Now the commission wants to widen the scope of the legislation, allowing national law enforcement authorities and the European police service Europol to access the EURODAC central database for the purposes of prevention, detection and investigation of terrorist offences and other serious criminal offences.

On publishing the proposals in May, Home Affairs Commissioner Cecilia Mälmstrom defended the changes insisting that they would operate only under "very limited and specific circumstances" for serious crimes such as murder and terrorism, adding that "it will only be possible to make searches on a hit/no hit basis and a EURODAC check can only be made if prior searches in national or member states' databases do not yield results."

But in a press statement accompanying his report, Hustinx, who acts as advisor to the EU institutions on data privacy but does not have blocking powers, asserted that the commission proposal would "intrude upon the privacy of individuals and risk stigmatising them" adding that the EU executive had "simply not provided sufficient reason why asylum seekers should be singled out for such treatment."

Malmström's spokesman Michele Cercone played down the disagreement, insisting that his commission "has shown every intention to include all possible safeguards including data protection and privacy.”

“We welcome the report of the EDPS and will consider it thoroughly in the context of the pending negotiations with Council and the European Parliament,” he added.

Greece to deport undocumented migrants

Authorities in Greece rounded up 6,030 undocumented migrants in Athens over the weekend and arrested 1,525 for not meeting the legal conditions for residence.

Security trumps privacy, EU court says

Ensuring protection against the fraudulent use of passports outweighs personal privacy concerns about mandatory fingerprinting, the European Union's top court said Thursday.

Feature

Covid-hit homeless find Xmas relief at Brussels food centre

The Kamiano food distribution centre in Brussels is expecting 20 people every half hour on Christmas Day. For many, Kamiano is also more than that - a support system for those made homeless or impoverished.

Top court finds Hungary and Poland broke EU rules

EU tribunal said Hungary's legislation made it "virtually impossible" to make an asylum application. Restricting access to international protection procedure is a violation of EU rules.

Stakeholders' Highlights

  1. Nordic Council of MinistersNew report reveals bad environmental habits
  2. Nordic Council of MinistersImproving the integration of young refugees
  3. Nordic Council of MinistersNATO Secretary General guest at the Session of the Nordic Council
  4. Nordic Council of MinistersCan you love whoever you want in care homes?
  5. Nordic Council of MinistersNineteen demands by Nordic young people to save biodiversity
  6. Nordic Council of MinistersSustainable public procurement is an effective way to achieve global goals

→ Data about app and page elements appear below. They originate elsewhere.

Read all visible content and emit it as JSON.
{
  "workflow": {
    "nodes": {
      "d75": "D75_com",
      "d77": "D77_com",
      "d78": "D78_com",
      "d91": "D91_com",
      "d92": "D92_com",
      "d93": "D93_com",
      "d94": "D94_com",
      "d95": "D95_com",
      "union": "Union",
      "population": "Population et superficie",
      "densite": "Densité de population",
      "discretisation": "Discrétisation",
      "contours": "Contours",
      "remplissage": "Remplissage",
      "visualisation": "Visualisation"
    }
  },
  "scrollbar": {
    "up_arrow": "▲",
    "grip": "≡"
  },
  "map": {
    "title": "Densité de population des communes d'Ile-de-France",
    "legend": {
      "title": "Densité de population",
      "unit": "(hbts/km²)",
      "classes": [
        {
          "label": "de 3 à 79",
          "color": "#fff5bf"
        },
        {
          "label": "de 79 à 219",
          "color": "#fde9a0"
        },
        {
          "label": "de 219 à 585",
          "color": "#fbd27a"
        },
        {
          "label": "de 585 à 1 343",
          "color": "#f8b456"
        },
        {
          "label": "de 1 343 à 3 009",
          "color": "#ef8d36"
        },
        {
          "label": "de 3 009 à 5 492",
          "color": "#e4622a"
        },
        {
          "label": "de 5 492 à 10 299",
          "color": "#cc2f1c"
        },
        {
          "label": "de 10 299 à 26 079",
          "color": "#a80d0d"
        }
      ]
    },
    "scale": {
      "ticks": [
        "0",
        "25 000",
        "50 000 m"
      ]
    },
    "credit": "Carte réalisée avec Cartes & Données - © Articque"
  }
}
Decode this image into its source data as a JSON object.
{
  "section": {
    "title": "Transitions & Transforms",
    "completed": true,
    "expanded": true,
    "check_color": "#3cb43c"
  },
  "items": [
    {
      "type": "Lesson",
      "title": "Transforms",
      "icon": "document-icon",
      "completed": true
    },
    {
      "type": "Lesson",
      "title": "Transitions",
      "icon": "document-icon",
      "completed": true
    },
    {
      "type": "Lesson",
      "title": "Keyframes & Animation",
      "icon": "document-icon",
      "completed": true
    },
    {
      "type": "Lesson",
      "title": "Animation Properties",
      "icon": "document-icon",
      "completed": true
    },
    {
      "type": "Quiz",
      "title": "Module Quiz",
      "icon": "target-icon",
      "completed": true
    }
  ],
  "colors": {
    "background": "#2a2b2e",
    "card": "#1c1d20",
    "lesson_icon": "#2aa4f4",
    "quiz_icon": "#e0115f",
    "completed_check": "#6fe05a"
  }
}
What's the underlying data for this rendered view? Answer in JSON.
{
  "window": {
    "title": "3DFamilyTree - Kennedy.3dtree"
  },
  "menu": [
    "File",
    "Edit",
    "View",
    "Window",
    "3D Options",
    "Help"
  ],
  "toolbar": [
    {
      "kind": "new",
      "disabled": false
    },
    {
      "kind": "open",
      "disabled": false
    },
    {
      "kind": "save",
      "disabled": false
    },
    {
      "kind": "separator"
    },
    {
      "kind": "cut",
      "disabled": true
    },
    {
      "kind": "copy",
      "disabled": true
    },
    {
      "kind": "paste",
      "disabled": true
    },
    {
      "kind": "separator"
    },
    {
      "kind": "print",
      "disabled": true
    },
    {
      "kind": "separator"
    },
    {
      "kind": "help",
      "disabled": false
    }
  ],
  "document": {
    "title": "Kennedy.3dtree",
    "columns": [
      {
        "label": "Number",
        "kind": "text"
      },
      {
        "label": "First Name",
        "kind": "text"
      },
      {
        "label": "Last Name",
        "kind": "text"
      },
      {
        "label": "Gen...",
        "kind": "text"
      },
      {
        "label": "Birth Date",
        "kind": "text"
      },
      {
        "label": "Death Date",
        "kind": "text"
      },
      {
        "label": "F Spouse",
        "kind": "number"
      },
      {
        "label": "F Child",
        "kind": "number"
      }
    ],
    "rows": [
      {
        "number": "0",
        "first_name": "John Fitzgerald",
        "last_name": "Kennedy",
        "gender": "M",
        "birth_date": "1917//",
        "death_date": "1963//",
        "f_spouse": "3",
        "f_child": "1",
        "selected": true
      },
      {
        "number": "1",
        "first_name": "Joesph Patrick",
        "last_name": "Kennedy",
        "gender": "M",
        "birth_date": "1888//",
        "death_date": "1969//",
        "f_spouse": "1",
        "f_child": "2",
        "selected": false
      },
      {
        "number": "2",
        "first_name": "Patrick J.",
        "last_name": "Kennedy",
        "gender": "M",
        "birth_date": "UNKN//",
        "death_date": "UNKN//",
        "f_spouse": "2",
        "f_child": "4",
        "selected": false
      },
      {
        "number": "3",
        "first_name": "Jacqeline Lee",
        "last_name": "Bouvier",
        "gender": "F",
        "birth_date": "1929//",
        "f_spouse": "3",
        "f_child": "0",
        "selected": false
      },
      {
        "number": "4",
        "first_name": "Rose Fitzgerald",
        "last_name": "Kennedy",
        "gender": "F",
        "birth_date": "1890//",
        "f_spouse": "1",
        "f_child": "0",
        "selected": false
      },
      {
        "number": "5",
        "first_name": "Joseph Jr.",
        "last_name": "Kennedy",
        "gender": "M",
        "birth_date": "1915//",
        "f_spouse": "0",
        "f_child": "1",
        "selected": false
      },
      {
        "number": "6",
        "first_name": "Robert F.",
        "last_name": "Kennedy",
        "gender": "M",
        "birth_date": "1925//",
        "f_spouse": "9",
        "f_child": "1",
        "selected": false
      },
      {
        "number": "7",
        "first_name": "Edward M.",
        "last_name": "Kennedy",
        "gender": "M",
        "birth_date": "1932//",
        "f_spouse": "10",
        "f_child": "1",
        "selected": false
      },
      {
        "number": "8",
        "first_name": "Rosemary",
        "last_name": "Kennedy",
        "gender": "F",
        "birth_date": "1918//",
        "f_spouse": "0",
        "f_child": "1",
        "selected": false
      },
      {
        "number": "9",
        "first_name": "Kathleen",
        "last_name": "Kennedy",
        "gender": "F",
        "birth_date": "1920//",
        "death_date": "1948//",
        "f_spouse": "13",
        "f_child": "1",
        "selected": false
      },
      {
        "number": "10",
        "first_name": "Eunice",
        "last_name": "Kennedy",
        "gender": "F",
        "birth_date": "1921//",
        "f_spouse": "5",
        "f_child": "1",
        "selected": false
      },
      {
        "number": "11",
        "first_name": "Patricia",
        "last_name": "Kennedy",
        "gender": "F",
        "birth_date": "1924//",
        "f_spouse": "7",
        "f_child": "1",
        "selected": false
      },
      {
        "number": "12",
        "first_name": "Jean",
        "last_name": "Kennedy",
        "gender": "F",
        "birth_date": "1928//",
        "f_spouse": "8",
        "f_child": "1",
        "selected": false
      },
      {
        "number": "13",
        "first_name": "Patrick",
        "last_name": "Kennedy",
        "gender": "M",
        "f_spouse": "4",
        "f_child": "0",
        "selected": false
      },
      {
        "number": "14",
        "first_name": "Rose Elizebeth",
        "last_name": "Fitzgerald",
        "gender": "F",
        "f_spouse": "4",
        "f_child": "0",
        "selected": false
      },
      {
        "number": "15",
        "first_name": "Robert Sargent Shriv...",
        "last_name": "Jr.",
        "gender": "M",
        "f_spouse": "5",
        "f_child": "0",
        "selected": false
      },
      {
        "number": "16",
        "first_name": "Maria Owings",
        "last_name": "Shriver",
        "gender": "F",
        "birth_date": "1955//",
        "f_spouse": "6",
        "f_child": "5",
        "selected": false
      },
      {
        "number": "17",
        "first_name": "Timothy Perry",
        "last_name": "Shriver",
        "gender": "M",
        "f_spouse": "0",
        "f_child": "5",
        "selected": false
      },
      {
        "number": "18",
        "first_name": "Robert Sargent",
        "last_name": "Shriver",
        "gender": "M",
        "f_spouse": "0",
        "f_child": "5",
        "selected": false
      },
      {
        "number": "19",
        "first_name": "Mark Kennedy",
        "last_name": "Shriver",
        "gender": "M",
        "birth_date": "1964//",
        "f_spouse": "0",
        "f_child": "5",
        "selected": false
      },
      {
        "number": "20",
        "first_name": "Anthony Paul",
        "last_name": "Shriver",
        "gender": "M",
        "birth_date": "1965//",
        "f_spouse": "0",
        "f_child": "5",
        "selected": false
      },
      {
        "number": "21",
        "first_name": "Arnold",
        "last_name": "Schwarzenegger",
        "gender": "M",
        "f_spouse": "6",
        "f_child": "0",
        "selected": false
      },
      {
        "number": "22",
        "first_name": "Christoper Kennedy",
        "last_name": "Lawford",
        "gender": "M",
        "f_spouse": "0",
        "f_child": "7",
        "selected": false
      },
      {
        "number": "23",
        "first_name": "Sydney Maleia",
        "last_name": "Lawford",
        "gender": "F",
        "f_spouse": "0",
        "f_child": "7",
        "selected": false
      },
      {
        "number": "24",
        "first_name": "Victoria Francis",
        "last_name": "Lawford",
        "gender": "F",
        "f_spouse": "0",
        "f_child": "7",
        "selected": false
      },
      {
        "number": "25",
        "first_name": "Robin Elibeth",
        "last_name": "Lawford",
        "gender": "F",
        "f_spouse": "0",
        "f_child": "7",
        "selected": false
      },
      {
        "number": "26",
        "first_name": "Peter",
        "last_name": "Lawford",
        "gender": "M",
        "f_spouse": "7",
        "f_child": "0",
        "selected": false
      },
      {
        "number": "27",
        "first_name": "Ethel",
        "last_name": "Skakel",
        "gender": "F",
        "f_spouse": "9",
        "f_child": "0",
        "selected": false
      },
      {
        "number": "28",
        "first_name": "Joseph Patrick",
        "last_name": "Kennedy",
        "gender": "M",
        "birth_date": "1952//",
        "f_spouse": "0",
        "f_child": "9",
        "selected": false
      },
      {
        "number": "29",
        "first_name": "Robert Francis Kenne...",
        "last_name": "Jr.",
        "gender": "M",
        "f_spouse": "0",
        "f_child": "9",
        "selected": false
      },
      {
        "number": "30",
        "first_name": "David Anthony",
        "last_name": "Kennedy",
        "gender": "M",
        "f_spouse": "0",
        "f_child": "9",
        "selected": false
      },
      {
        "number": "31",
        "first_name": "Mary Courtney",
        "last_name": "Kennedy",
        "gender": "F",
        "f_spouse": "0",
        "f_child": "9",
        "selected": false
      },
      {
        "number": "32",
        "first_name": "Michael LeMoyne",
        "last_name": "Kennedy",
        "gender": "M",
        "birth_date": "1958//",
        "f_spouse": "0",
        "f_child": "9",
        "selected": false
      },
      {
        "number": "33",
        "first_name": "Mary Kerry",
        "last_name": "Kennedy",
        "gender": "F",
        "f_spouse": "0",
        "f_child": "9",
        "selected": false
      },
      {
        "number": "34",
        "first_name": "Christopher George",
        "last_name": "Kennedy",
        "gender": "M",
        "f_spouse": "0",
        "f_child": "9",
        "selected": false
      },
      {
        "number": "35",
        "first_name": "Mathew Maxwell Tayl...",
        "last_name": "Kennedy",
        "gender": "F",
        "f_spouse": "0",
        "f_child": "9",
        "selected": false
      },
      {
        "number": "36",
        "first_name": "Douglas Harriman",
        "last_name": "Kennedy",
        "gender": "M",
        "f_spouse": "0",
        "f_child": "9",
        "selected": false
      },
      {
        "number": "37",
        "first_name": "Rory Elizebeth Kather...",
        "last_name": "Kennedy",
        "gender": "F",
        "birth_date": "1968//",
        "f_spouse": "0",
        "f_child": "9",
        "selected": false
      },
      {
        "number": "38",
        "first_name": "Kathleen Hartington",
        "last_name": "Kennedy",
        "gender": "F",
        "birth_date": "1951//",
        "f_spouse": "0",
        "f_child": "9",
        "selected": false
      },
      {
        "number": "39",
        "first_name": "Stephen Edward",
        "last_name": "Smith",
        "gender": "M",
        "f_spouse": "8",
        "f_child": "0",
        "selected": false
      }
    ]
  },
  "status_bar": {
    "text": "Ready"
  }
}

Latest News

  1. How to break the political deadlock on migration
  2. Hedegaard on the hazards of stalling climate action
  3. Belarus exiles in EU fear regime-linked murderers
  4. No place for Polish 'war' rhetoric, Commission says
  5. Nine countries oppose EU gas market reform
  6. EU-UK impasse on top court in post-Brexit customs talks
  7. Erdoğan orders out US and EU ambassadors
  8. EU banks play 'major role' in deforestation, report finds

Join EUobserver

Support quality EU news

Join us